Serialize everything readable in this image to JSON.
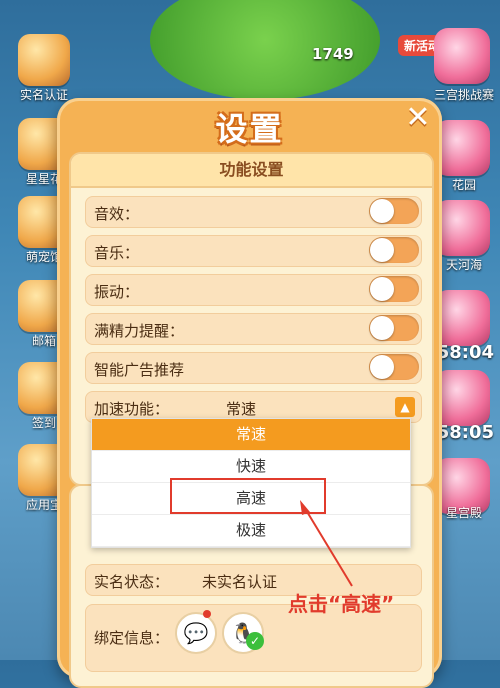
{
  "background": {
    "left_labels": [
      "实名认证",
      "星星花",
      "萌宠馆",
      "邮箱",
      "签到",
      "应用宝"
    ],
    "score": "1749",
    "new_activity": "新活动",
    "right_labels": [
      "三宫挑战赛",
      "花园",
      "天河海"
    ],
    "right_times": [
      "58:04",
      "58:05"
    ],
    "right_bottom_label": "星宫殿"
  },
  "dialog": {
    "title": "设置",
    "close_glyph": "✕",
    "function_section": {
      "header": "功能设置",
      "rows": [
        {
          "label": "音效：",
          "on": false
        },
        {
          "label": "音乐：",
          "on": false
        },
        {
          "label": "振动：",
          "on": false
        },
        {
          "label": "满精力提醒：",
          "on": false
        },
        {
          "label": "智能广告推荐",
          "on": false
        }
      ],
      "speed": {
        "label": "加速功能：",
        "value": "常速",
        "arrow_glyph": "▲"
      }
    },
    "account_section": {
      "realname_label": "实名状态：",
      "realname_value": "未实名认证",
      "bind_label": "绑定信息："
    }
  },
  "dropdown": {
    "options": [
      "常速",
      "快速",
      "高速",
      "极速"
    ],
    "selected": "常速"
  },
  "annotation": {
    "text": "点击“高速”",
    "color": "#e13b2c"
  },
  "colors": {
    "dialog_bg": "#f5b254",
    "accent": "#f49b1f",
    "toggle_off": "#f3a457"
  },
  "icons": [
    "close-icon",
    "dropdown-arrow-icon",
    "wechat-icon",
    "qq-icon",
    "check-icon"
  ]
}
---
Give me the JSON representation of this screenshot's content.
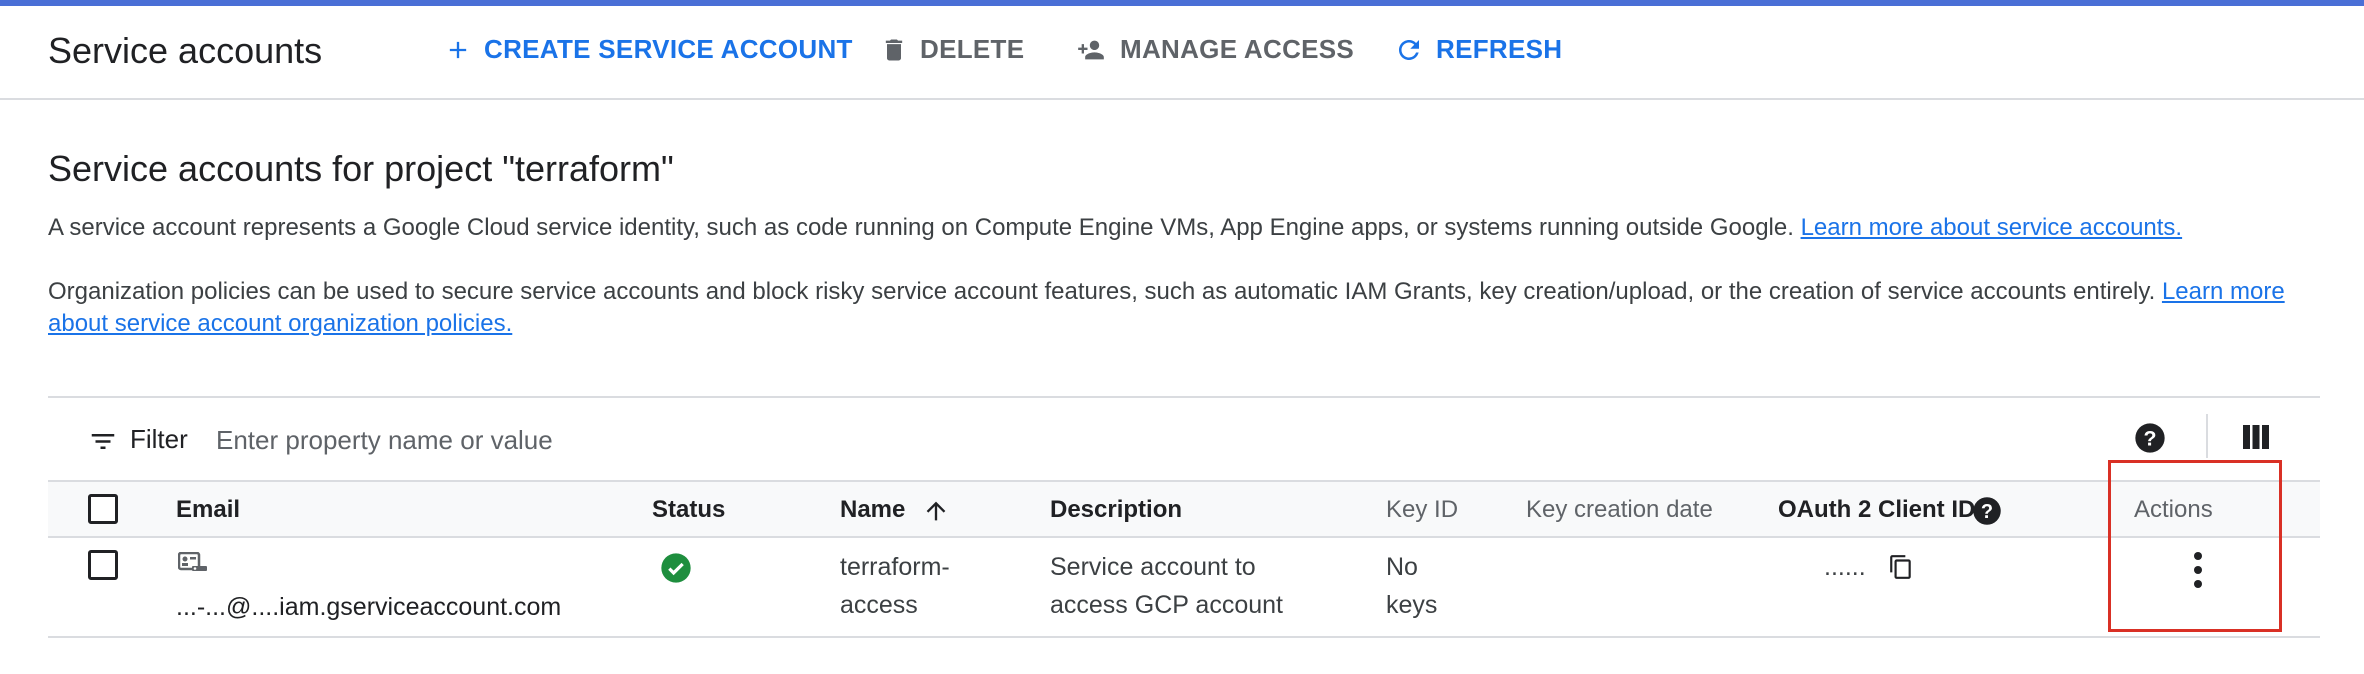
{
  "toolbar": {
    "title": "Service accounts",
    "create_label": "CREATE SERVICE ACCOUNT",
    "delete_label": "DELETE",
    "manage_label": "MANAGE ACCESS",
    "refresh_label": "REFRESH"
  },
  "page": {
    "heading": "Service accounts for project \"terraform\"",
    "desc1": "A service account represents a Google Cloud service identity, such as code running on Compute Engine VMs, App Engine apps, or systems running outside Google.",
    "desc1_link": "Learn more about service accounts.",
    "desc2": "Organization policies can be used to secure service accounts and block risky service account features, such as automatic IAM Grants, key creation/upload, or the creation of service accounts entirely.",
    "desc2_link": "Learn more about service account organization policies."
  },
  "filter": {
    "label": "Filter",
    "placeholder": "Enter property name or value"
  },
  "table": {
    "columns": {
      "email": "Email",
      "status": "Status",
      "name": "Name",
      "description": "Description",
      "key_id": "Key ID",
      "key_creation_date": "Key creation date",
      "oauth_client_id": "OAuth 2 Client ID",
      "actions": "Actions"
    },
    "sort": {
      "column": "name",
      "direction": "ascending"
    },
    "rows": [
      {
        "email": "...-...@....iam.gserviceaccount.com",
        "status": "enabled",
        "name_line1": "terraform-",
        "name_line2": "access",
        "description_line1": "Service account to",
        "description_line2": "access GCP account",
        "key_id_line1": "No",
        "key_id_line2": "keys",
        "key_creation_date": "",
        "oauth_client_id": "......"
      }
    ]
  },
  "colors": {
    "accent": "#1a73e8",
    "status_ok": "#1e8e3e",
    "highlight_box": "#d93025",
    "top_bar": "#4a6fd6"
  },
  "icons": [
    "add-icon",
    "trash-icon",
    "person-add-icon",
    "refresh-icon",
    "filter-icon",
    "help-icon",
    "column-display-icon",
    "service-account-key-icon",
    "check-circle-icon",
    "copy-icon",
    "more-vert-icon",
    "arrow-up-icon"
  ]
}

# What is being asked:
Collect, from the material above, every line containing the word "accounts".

# The completed task:
    "title": "Service accounts",
    "heading": "Service accounts for project \"terraform\"",
    "desc1_link": "Learn more about service accounts.",
    "desc2": "Organization policies can be used to secure service accounts and block risky service account features, such as automatic IAM Grants, key creation/upload, or the creation of service accounts entirely.",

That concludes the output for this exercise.